Hilariously, there was also a miniature version of Ankor Wat there – dammit, I have already bought my plane ticket to Siem Reap…


I then walked on to Wat Pho, grabbing fresh pineapple and cool water along the way. This temple houses a gigantic golden buddha, laying along the length of the temple.

There were also beautiful mother of pearl engravings at the foot of the buddha and also pretty carvings along the side.


By this time, I was all templed-out (yikes, I have another month of temples ahead…). I walked to the river and took a boat across to Wat Arun, but thought better of it so caught the next boat back, found a riverside street cafe and had a bowl of rice and bottle of beer. This was my view of Wat Arun.


Later I headed back to the hostel for a cool off swim, a good read of my book (A Casual Vacancy – finished today – ok, a good read, and decent characterisation, but no Booker Prize winner). Last night there was yet more live acoustic music. Was sorely tempted to ask if I could play but chickened out… Their loss…

Today I had great plans for sight seeing, but they were abandoned over breakfast when I became engrossed in my book and the whole day has been one of slovenliness and people watching.
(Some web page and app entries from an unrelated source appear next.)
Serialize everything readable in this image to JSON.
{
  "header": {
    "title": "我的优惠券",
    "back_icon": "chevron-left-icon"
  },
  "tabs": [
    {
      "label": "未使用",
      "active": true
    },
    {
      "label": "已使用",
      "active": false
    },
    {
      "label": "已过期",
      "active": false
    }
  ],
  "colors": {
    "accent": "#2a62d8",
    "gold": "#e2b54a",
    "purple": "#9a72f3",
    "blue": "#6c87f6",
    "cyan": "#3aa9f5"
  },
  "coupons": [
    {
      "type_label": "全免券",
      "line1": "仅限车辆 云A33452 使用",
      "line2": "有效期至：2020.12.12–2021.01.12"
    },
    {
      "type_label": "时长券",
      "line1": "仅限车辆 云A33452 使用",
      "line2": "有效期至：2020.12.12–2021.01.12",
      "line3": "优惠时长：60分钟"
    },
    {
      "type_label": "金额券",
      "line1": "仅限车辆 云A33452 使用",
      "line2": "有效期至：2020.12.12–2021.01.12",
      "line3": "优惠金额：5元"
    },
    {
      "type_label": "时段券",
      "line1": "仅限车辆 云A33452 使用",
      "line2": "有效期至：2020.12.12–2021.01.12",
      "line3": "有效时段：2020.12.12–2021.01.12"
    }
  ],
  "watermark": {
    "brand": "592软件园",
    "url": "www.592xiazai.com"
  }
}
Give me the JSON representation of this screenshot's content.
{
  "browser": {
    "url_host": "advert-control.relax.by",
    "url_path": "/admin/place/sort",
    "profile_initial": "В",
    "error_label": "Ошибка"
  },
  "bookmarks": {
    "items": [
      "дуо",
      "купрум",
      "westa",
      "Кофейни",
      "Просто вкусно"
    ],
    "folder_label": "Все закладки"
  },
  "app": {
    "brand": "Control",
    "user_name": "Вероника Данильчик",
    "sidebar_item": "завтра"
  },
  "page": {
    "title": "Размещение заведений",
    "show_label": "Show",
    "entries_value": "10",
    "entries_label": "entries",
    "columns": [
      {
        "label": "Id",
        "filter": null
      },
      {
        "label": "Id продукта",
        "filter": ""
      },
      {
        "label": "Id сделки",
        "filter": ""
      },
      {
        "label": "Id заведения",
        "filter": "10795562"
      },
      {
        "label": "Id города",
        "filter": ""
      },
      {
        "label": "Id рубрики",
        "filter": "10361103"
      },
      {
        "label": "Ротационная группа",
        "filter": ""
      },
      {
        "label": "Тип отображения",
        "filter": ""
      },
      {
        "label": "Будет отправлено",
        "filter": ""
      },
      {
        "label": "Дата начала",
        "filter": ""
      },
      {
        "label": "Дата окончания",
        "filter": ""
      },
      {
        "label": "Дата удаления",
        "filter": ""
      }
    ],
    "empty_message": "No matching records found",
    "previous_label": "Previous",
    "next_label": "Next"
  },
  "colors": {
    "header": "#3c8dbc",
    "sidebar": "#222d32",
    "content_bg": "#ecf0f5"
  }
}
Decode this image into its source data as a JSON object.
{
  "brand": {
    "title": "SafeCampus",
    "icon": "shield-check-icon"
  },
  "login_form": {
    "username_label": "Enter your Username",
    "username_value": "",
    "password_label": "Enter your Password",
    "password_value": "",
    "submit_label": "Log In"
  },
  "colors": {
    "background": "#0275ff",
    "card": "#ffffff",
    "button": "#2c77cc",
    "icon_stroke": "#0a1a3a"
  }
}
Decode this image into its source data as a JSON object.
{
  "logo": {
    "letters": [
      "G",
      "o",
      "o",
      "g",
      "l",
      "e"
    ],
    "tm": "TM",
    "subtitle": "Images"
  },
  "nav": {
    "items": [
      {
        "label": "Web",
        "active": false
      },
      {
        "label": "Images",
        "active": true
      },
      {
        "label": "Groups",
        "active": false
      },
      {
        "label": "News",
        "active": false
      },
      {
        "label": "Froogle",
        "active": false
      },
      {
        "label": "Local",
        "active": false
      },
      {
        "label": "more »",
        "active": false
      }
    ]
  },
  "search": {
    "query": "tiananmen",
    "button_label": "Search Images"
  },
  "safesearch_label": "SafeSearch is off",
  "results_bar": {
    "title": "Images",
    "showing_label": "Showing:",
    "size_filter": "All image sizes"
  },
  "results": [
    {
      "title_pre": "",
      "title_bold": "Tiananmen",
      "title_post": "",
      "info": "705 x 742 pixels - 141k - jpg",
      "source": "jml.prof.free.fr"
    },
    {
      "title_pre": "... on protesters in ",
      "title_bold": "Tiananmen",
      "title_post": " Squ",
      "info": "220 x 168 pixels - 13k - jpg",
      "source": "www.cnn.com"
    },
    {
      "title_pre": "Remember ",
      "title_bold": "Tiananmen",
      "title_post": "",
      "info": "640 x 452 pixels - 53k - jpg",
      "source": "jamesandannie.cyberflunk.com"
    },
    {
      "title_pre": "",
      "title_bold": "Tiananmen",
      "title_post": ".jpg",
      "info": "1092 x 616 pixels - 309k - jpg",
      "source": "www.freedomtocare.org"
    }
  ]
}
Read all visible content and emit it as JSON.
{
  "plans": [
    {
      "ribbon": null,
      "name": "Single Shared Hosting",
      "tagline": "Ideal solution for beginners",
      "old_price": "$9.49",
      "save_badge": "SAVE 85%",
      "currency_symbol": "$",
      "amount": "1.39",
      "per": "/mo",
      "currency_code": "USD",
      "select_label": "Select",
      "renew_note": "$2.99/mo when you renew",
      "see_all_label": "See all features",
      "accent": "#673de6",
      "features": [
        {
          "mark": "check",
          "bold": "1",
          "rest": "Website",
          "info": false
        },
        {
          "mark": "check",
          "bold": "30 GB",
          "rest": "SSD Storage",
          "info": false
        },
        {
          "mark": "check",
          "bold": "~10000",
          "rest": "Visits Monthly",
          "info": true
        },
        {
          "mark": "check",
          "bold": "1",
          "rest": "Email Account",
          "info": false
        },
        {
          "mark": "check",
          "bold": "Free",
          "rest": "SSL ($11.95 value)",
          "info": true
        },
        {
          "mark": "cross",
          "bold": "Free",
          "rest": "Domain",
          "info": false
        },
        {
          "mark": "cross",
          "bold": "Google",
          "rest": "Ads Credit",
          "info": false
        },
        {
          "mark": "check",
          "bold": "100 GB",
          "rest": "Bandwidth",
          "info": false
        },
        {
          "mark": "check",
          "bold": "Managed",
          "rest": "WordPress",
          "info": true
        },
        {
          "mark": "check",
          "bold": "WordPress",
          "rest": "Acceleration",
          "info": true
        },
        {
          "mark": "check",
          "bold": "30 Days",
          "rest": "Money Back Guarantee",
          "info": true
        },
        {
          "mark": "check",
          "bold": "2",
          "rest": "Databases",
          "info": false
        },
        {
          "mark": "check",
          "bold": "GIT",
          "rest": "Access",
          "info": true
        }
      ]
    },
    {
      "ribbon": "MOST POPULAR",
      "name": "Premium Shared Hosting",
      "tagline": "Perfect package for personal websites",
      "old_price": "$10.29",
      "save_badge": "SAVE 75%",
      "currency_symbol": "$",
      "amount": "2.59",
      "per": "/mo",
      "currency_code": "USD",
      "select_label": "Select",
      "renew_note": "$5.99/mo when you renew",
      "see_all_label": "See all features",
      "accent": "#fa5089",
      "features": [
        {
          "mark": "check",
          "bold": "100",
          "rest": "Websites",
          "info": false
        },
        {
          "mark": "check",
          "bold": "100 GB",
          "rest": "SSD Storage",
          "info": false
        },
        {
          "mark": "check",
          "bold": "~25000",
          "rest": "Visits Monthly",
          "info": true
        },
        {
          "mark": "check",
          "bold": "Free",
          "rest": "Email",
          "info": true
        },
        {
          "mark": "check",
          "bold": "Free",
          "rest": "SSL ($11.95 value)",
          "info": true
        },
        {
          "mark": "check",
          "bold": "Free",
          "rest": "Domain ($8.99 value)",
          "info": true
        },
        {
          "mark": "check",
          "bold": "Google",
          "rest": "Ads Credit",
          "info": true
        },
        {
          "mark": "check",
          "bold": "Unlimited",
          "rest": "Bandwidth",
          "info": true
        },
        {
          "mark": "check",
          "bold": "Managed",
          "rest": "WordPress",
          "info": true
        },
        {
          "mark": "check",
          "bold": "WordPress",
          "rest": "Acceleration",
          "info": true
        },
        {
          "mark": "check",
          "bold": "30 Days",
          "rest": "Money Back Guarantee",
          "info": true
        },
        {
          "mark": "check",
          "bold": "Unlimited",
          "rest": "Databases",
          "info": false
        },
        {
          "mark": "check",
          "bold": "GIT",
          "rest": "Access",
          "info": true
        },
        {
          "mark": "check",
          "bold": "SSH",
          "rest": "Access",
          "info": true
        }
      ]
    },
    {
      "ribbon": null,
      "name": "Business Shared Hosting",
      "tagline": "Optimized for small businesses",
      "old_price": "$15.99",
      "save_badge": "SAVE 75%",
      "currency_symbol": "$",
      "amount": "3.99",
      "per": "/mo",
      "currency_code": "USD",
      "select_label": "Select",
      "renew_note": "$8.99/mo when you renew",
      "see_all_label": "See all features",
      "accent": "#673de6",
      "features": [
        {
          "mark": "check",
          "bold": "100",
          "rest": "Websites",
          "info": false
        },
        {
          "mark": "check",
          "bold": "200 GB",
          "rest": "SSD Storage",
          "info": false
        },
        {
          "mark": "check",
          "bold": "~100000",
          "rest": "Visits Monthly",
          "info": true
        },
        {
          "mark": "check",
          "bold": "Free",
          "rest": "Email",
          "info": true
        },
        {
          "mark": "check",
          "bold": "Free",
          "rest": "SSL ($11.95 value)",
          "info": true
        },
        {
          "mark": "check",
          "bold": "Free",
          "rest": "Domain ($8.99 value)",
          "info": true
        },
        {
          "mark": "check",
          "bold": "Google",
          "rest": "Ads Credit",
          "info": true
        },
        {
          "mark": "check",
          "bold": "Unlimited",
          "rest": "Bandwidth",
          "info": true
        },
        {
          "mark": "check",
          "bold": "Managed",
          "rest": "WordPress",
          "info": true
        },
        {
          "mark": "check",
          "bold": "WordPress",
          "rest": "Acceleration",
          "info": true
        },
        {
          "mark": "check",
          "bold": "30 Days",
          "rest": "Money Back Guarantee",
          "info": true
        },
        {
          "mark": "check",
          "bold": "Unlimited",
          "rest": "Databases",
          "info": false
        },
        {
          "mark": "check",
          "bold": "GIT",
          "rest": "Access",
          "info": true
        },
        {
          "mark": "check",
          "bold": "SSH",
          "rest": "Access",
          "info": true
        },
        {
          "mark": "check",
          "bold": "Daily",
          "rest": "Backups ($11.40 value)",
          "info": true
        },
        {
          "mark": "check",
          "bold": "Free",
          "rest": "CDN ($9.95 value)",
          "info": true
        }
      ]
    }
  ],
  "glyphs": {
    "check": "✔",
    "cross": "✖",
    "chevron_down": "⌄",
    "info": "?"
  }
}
I seem to remember that being in the job description for the role of quartergapyear manager.


Just touched down in the Qantas business lounge at Sydney airport. I have a panoramic view of the city and ringside seat to see the planes take off. Is there anywhere more exciting to be than an airport?

I have a huge sense of anticipation about what lies ahead – good times, probably some bad ones, too. Hopefully a lot of fun and adventure and lots to learn about myself and the world.

The sights, sounds and smells of Bangkok await me. I land there 730pm local time, so will be thrown straight into the cultural lions den. Watch this space…

Bye bye, Australia…

So last night was my final supper with the boys. We started with drinks at the Opera Bar, right by the water by Sydney Opera House. Possibly one of my favourite places in the whole world to be. And extra special to be there with my best boys – Dr Dan and Scott. And the lovely Matthew and Will completed my male quartet.



It was then on to a cheap eats nearby, where Julia made a cameo appearance. There was eating, drinking and even some dancing. Scott and I murdered the dancefloor (according to reviews)…

I have many happy memories to take with me as I head to Asia: open mic nights in Cairns, managing to stay alive on my first instructor-free scuba dive, painting the town red after qualifying with all my new scuba friends, playing guitar on the roof-top on Bribie Island, xmas with the lovely Roberts family, sing-a-long Grease, new year/birthday invasion by Lou Lou, tears at midnight watching the new year fireworks on Dan’s balcony, and far too many giggles and good times with Dan and Scott.

But now the adventure really begins…